Just two weeks after my sixteenth birthday the late J. F. Kennedy was inaugurated as the 35th President of the US of A. I remember well his inauguration speech – well, at least one line of it, which became famous and has often since been repeated and quoted: “My fellow Americans, ask not what your country can do for you, ask what you can do for your country.”
That’s a line that more Aussies should take to heart today. The problem with the welfare state is that it tends to create a generation of people with a strong sense of entitlement. Our nation owes it to us to take care of us from the cradle to the grave. We have this strange idea that it’s the government’s responsibility to solve all our problems. Some recent protest marches around the country have highlighted this problem – protests against government cutbacks, as those in authority have had to tighten the fiscal belt. JFK wanted the American people to understand that the success of the nation began with them. Today Australia would be a better place if everyone was to ask: What can I do for my country?
I was thinking about that recently in the context of someone leaving the church because they felt that the church wasn’t meeting their needs – so they “moved on”. What I heard troubled me deeply.
It concerned me because their words betrayed a certain amount of arrogance. They “had moved on”. But doesn’t that insinuate that everyone else was still stuck way back there? Of course they didn’t say that they considered the church that they had grown up in as a bunch of old fuddy-duddies. But in some ways they might as well have put it that way because that’s the implications of you “moving on” – everyone else has failed to “move on” and is still somewhere back there. It’s my prayer that this young couple will one day come to see their pride and that they will humble themselves before God and their fellow saints.
It also concerned me because their reason for leaving the church was that it wasn’t meeting their needs. I would have had some sympathy for them leaving for this reason if, for example, they had children and their church didn’t offer any programs or activities for their children. But that wasn’t the case. The “unmet needs” was a far more nebulous matter – in fact they had some trouble spelling out exactly what they meant. It had to do with spirituality and worship styles and being accepted. In the end it was all tied in very closely with them moving on – and others (presumably) still being firmly entrenched somewhere back there.
I didn’t think of it at the time but I should have quoted to them JFK’s famous line from his speech. Doesn’t it apply just as much to the church as it does to a nation? “My fellow Christians, ask not what your church can do for you, ask what you can do for your church?” If people consistently asked that question then they wold not leave the church because it wasn’t meeting their needs.
Unfortunately I’ve forgotten the source (so I can’t credit the author) but a couple of weeks ago I came across an article that argued that this is an invalid reason for leaving a church. The writer stated quite bluntly: “The Church doesn’t exist to meet your needs.” He went on to point out that we as believers are part of a community that exits to meet the needs of a broken and hurting world. Our great unfinished task is to reach out to lost people with help and hope. In that context it becomes quite pathetic to lament that the church is not meeting my needs.

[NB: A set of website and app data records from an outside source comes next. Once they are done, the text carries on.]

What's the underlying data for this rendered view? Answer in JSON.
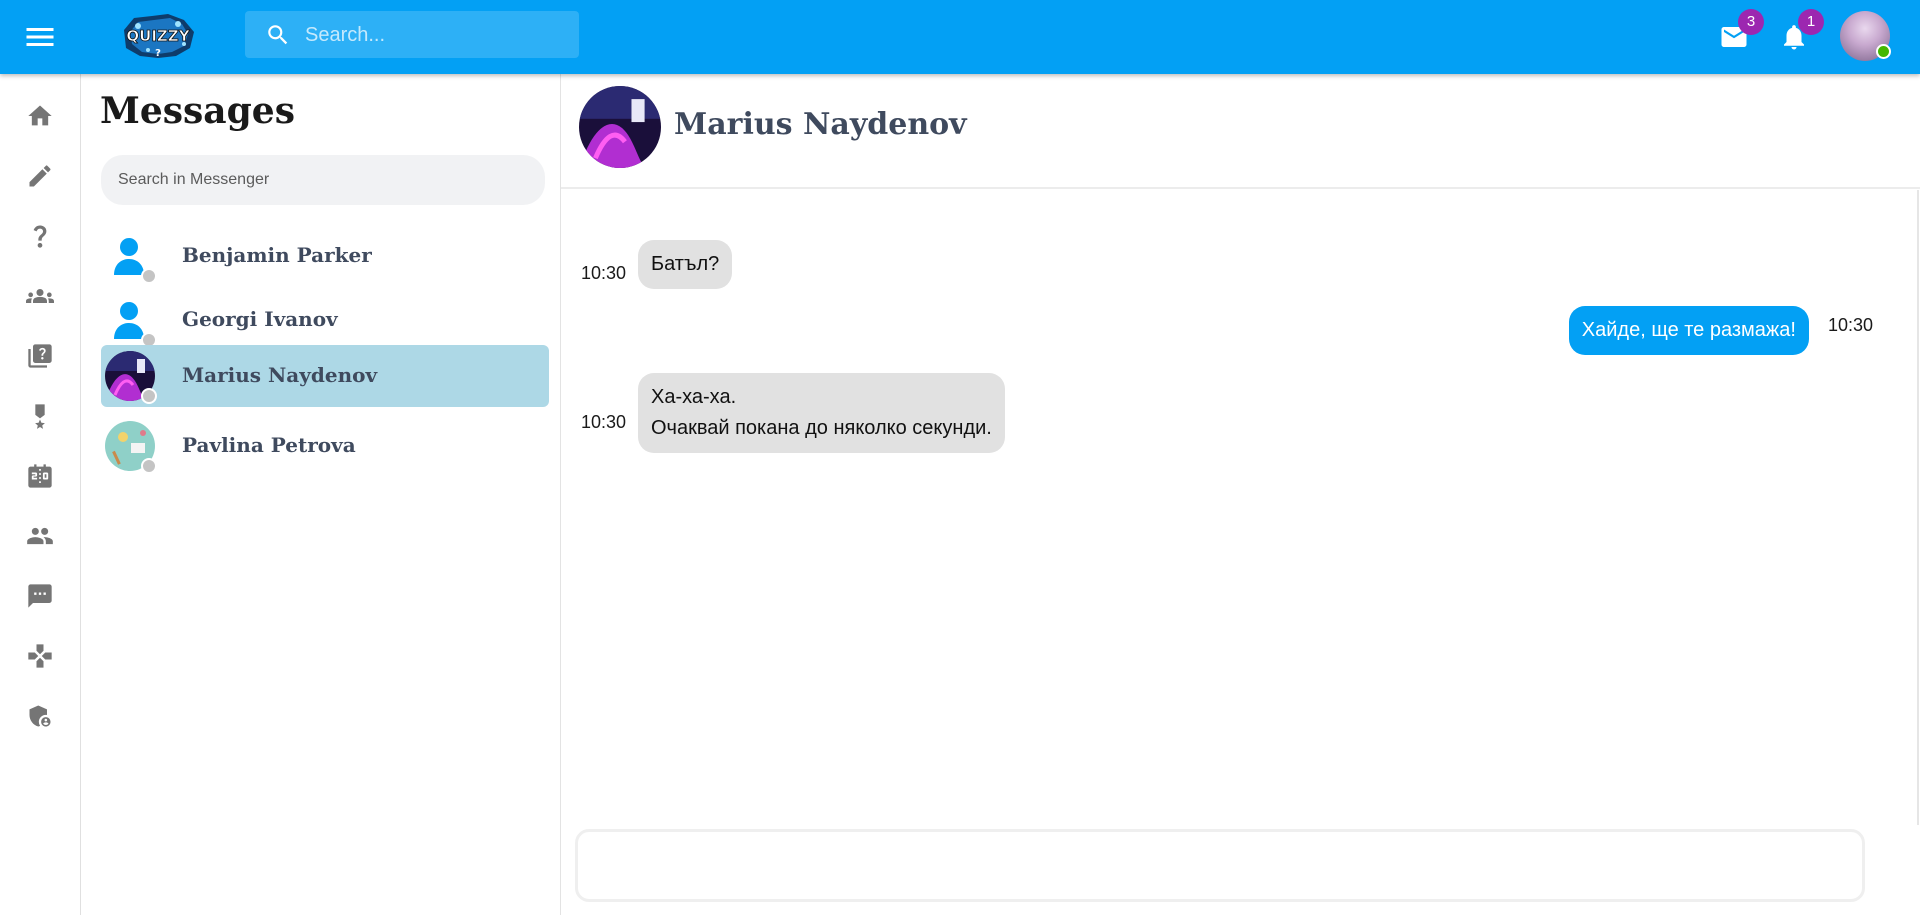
{
  "header": {
    "search_placeholder": "Search...",
    "logo_text": "QUIZZY",
    "mail_badge": "3",
    "notifications_badge": "1"
  },
  "sidebar": {
    "items": [
      {
        "icon": "home-icon"
      },
      {
        "icon": "pencil-icon"
      },
      {
        "icon": "question-icon"
      },
      {
        "icon": "groups-icon"
      },
      {
        "icon": "quiz-library-icon"
      },
      {
        "icon": "award-icon"
      },
      {
        "icon": "scoreboard-icon"
      },
      {
        "icon": "people-icon"
      },
      {
        "icon": "chat-icon"
      },
      {
        "icon": "gamepad-icon"
      },
      {
        "icon": "admin-shield-icon"
      }
    ]
  },
  "messages_panel": {
    "title": "Messages",
    "search_placeholder": "Search in Messenger",
    "contacts": [
      {
        "name": "Benjamin Parker",
        "active": false,
        "status": "offline"
      },
      {
        "name": "Georgi Ivanov",
        "active": false,
        "status": "offline"
      },
      {
        "name": "Marius Naydenov",
        "active": true,
        "status": "offline"
      },
      {
        "name": "Pavlina Petrova",
        "active": false,
        "status": "offline"
      }
    ]
  },
  "chat": {
    "contact_name": "Marius Naydenov",
    "messages": [
      {
        "direction": "in",
        "time": "10:30",
        "lines": [
          "Батъл?"
        ]
      },
      {
        "direction": "out",
        "time": "10:30",
        "lines": [
          "Хайде, ще те размажа!"
        ]
      },
      {
        "direction": "in",
        "time": "10:30",
        "lines": [
          "Ха-ха-ха.",
          "Очаквай покана до няколко секунди."
        ]
      }
    ],
    "composer_placeholder": ""
  },
  "colors": {
    "primary": "#03a0f4",
    "active_contact": "#add8e6",
    "incoming_bubble": "#e1e1e1",
    "badge": "#9c27b0",
    "online": "#44b700",
    "offline": "#c4c4c4"
  }
}
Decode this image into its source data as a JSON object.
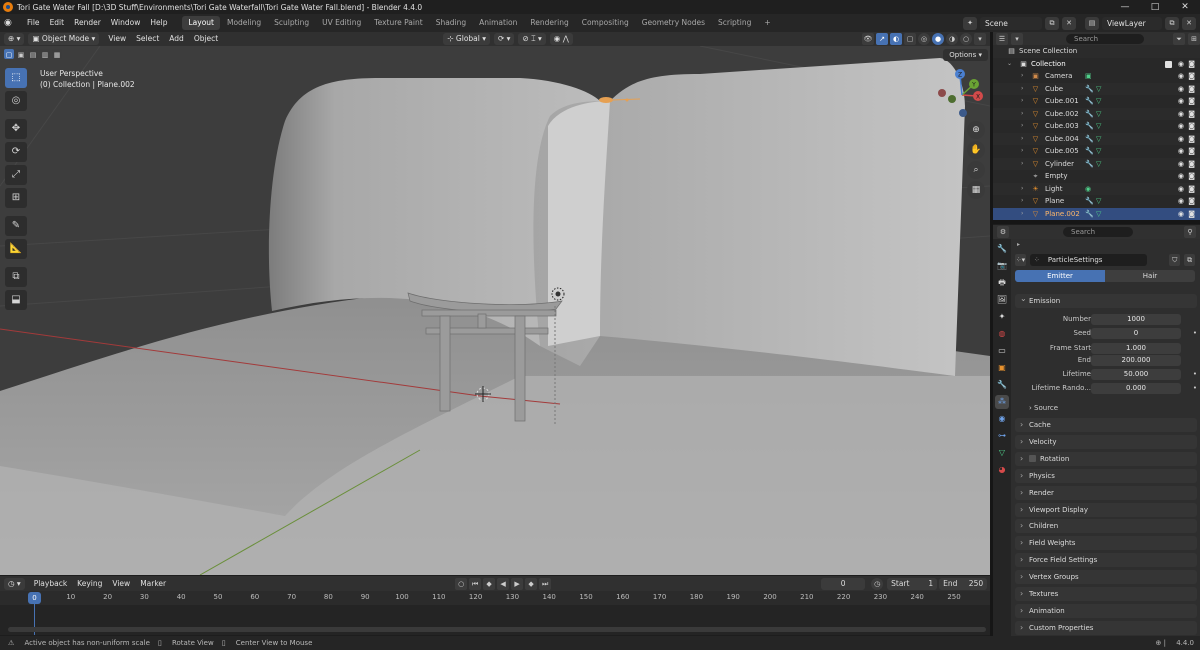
{
  "window": {
    "title": "Tori Gate Water Fall [D:\\3D Stuff\\Environments\\Tori Gate Waterfall\\Tori Gate Water Fall.blend] - Blender 4.4.0",
    "controls": [
      "—",
      "□",
      "✕"
    ]
  },
  "menus": [
    "File",
    "Edit",
    "Render",
    "Window",
    "Help"
  ],
  "workspaces": [
    {
      "label": "Layout",
      "active": true
    },
    {
      "label": "Modeling"
    },
    {
      "label": "Sculpting"
    },
    {
      "label": "UV Editing"
    },
    {
      "label": "Texture Paint"
    },
    {
      "label": "Shading"
    },
    {
      "label": "Animation"
    },
    {
      "label": "Rendering"
    },
    {
      "label": "Compositing"
    },
    {
      "label": "Geometry Nodes"
    },
    {
      "label": "Scripting"
    },
    {
      "label": "+"
    }
  ],
  "scene": {
    "name": "Scene",
    "view_layer": "ViewLayer"
  },
  "viewport": {
    "mode": "Object Mode",
    "menus": [
      "View",
      "Select",
      "Add",
      "Object"
    ],
    "orientation": "Global",
    "options_label": "Options",
    "info_line1": "User Perspective",
    "info_line2": "(0) Collection | Plane.002",
    "gizmo": {
      "x": "X",
      "y": "Y",
      "z": "Z"
    },
    "tools": [
      "select-box",
      "cursor",
      "move",
      "rotate",
      "scale",
      "transform",
      "annotate",
      "measure",
      "add-cube",
      "extrude"
    ]
  },
  "outliner": {
    "search_placeholder": "Search",
    "root": "Scene Collection",
    "collection": "Collection",
    "items": [
      {
        "name": "Camera",
        "icon": "camera-icon",
        "color": "#d08a4a"
      },
      {
        "name": "Cube",
        "icon": "mesh-icon",
        "color": "#e8922e"
      },
      {
        "name": "Cube.001",
        "icon": "mesh-icon",
        "color": "#e8922e"
      },
      {
        "name": "Cube.002",
        "icon": "mesh-icon",
        "color": "#e8922e"
      },
      {
        "name": "Cube.003",
        "icon": "mesh-icon",
        "color": "#e8922e"
      },
      {
        "name": "Cube.004",
        "icon": "mesh-icon",
        "color": "#e8922e"
      },
      {
        "name": "Cube.005",
        "icon": "mesh-icon",
        "color": "#e8922e"
      },
      {
        "name": "Cylinder",
        "icon": "mesh-icon",
        "color": "#e8922e"
      },
      {
        "name": "Empty",
        "icon": "empty-icon",
        "color": "#c8c8c8"
      },
      {
        "name": "Light",
        "icon": "light-icon",
        "color": "#e8922e"
      },
      {
        "name": "Plane",
        "icon": "mesh-icon",
        "color": "#e8922e"
      },
      {
        "name": "Plane.002",
        "icon": "mesh-icon",
        "color": "#e8922e",
        "selected": true
      }
    ]
  },
  "properties": {
    "search_placeholder": "Search",
    "particle_settings_name": "ParticleSettings",
    "type_tabs": [
      "Emitter",
      "Hair"
    ],
    "emission": {
      "header": "Emission",
      "rows": [
        {
          "label": "Number",
          "value": "1000"
        },
        {
          "label": "Seed",
          "value": "0"
        },
        {
          "label": "Frame Start",
          "value": "1.000"
        },
        {
          "label": "End",
          "value": "200.000"
        },
        {
          "label": "Lifetime",
          "value": "50.000"
        },
        {
          "label": "Lifetime Rando...",
          "value": "0.000"
        }
      ],
      "source": "Source"
    },
    "panels": [
      "Cache",
      "Velocity",
      "Rotation",
      "Physics",
      "Render",
      "Viewport Display",
      "Children",
      "Field Weights",
      "Force Field Settings",
      "Vertex Groups",
      "Textures",
      "Animation",
      "Custom Properties"
    ]
  },
  "timeline": {
    "menus": [
      "Playback",
      "Keying",
      "View",
      "Marker"
    ],
    "current_frame": "0",
    "start_label": "Start",
    "start": "1",
    "end_label": "End",
    "end": "250",
    "ticks": [
      "0",
      "10",
      "20",
      "30",
      "40",
      "50",
      "60",
      "70",
      "80",
      "90",
      "100",
      "110",
      "120",
      "130",
      "140",
      "150",
      "160",
      "170",
      "180",
      "190",
      "200",
      "210",
      "220",
      "230",
      "240",
      "250"
    ]
  },
  "statusbar": {
    "items": [
      "Active object has non-uniform scale",
      "Rotate View",
      "Center View to Mouse"
    ],
    "version": "4.4.0"
  },
  "colors": {
    "accent": "#4772b3",
    "selected_row": "#334d80",
    "mesh_orange": "#e8922e",
    "modifier_blue": "#6fa2e8"
  }
}
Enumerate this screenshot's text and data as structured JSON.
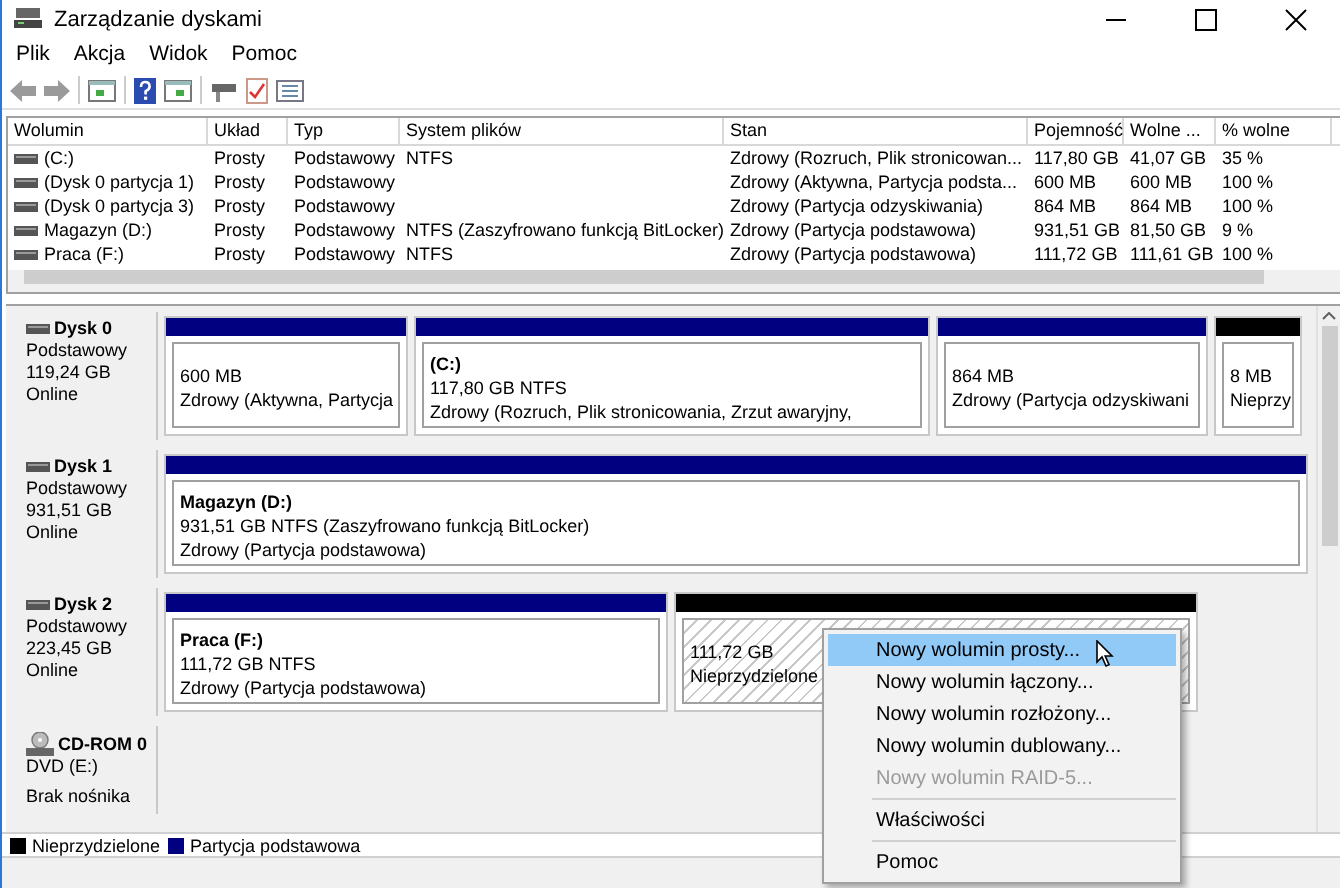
{
  "window": {
    "title": "Zarządzanie dyskami"
  },
  "menu": [
    "Plik",
    "Akcja",
    "Widok",
    "Pomoc"
  ],
  "volume_table": {
    "columns": [
      "Wolumin",
      "Układ",
      "Typ",
      "System plików",
      "Stan",
      "Pojemność",
      "Wolne ...",
      "% wolne"
    ],
    "rows": [
      {
        "cells": [
          "(C:)",
          "Prosty",
          "Podstawowy",
          "NTFS",
          "Zdrowy (Rozruch, Plik stronicowan...",
          "117,80 GB",
          "41,07 GB",
          "35 %"
        ]
      },
      {
        "cells": [
          "(Dysk 0 partycja 1)",
          "Prosty",
          "Podstawowy",
          null,
          "Zdrowy (Aktywna, Partycja podsta...",
          "600 MB",
          "600 MB",
          "100 %"
        ]
      },
      {
        "cells": [
          "(Dysk 0 partycja 3)",
          "Prosty",
          "Podstawowy",
          null,
          "Zdrowy (Partycja odzyskiwania)",
          "864 MB",
          "864 MB",
          "100 %"
        ]
      },
      {
        "cells": [
          "Magazyn (D:)",
          "Prosty",
          "Podstawowy",
          "NTFS (Zaszyfrowano funkcją BitLocker)",
          "Zdrowy (Partycja podstawowa)",
          "931,51 GB",
          "81,50 GB",
          "9 %"
        ]
      },
      {
        "cells": [
          "Praca (F:)",
          "Prosty",
          "Podstawowy",
          "NTFS",
          "Zdrowy (Partycja podstawowa)",
          "111,72 GB",
          "111,61 GB",
          "100 %"
        ]
      }
    ]
  },
  "disks": [
    {
      "kind": "disk",
      "name": "Dysk 0",
      "type": "Podstawowy",
      "size": "119,24 GB",
      "status": "Online",
      "partitions": [
        {
          "kind": "primary",
          "size": "600 MB",
          "status": "Zdrowy (Aktywna, Partycja",
          "selected": false
        },
        {
          "kind": "primary",
          "name": "(C:)",
          "size": "117,80 GB NTFS",
          "status": "Zdrowy (Rozruch, Plik stronicowania, Zrzut awaryjny,",
          "selected": false
        },
        {
          "kind": "primary",
          "size": "864 MB",
          "status": "Zdrowy (Partycja odzyskiwani",
          "selected": false
        },
        {
          "kind": "unallocated",
          "size": "8 MB",
          "status": "Nieprzy",
          "selected": false
        }
      ]
    },
    {
      "kind": "disk",
      "name": "Dysk 1",
      "type": "Podstawowy",
      "size": "931,51 GB",
      "status": "Online",
      "partitions": [
        {
          "kind": "primary",
          "name": "Magazyn  (D:)",
          "size": "931,51 GB NTFS (Zaszyfrowano funkcją BitLocker)",
          "status": "Zdrowy (Partycja podstawowa)",
          "selected": false
        }
      ]
    },
    {
      "kind": "disk",
      "name": "Dysk 2",
      "type": "Podstawowy",
      "size": "223,45 GB",
      "status": "Online",
      "partitions": [
        {
          "kind": "primary",
          "name": "Praca  (F:)",
          "size": "111,72 GB NTFS",
          "status": "Zdrowy (Partycja podstawowa)",
          "selected": false
        },
        {
          "kind": "unallocated",
          "size": "111,72 GB",
          "status": "Nieprzydzielone",
          "selected": true
        }
      ]
    },
    {
      "kind": "cdrom",
      "name": "CD-ROM 0",
      "type": "DVD (E:)",
      "status": "Brak nośnika"
    }
  ],
  "legend": [
    {
      "label": "Nieprzydzielone",
      "color": "#000000"
    },
    {
      "label": "Partycja podstawowa",
      "color": "#000080"
    }
  ],
  "context_menu": {
    "items": [
      {
        "kind": "item",
        "label": "Nowy wolumin prosty...",
        "selected": true,
        "disabled": false
      },
      {
        "kind": "item",
        "label": "Nowy wolumin łączony...",
        "selected": false,
        "disabled": false
      },
      {
        "kind": "item",
        "label": "Nowy wolumin rozłożony...",
        "selected": false,
        "disabled": false
      },
      {
        "kind": "item",
        "label": "Nowy wolumin dublowany...",
        "selected": false,
        "disabled": false
      },
      {
        "kind": "item",
        "label": "Nowy wolumin RAID-5...",
        "selected": false,
        "disabled": true
      },
      {
        "kind": "separator"
      },
      {
        "kind": "item",
        "label": "Właściwości",
        "selected": false,
        "disabled": false
      },
      {
        "kind": "separator"
      },
      {
        "kind": "item",
        "label": "Pomoc",
        "selected": false,
        "disabled": false
      }
    ]
  }
}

It’s rare for a pastor to be approached by a parishioner asking for advice on how they might best serve their Christian community. It’s rare because the church consists of givers and takers. The givers are already busy using their gifts to serve the church. And the takers…? Well, unfortunately, they just want their needs met.